When CBS had the NFC package, I was not a fan of football and didn’t know much about it. Heck, I was only four years old when CBS showed their last NFC game, the NFC Championship Game between the San Francisco 49ers and the Dallas Cowboys at Texas Stadium, a game the Cowboys would win en route to their second consecutive Super Bowl victory.
I can remember becoming a fan of the NFL full-time during the 1996 season, probably entertained by the previous Super Bowl between the Cowboys and the Pittsburgh Steelers at Sun Devil Stadium in Arizona. The NFC was on FOX at this point, and I’m not really quite sure what two teams were playing. However, Pat Summerall and John Madden were calling the action, and I fell in love with Summerall’s voice instantaneously.
Nothing about Madden made me enjoy his commentary.

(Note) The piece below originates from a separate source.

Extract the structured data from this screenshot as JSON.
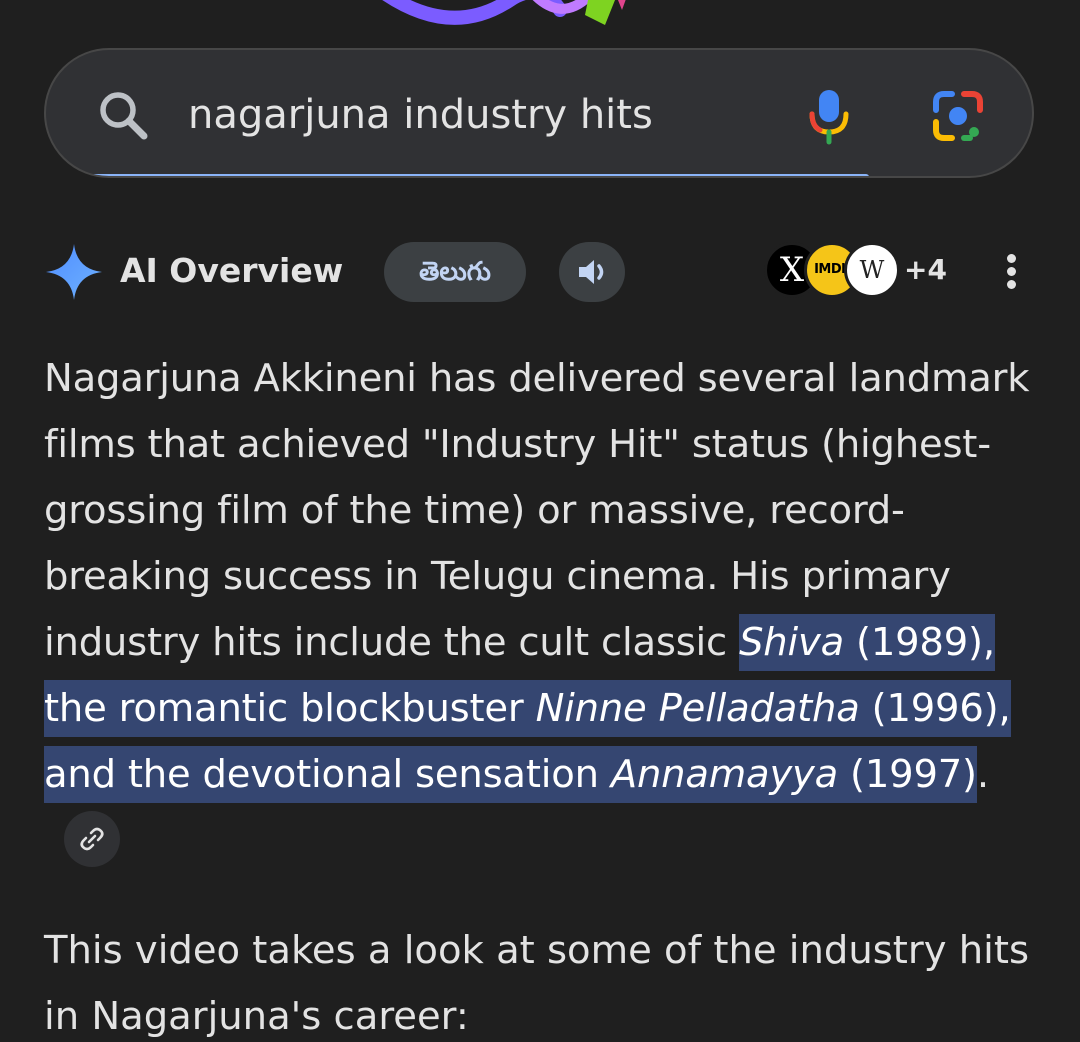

He was too over the top and animated for very little reason. Summerall, however, never really tried to deliver any catchy phrases or go over the top with his commentary. He called it exactly as it was, in the soothing and mellow voice that defined his career since the 1960s.
I remember the last call Summerall had as a commentator. It’s hard to forget since it was the night the New England Patriots stunned the world by defeating the St. Louis Rams in Super Bowl XXXVI. Patriots’ K Adam Vinatieri kicked the game-winning field goal as time expired, and the call from Summerall was classic. It was nothing extraordinary. The moment of the winning kick for the championship defined itself, and Summerall let it play out that way. Less was more!
The NFL has missed his voice since his retirement. There was always a thought that Summerall would probably miss calling the action and want to return. As evidenced by his old age, that was not likely. Summerall has now passed at the age of 82. He leaves behind an incredible legacy that has been admired by other color commentators and will forever be admired by future color commentators.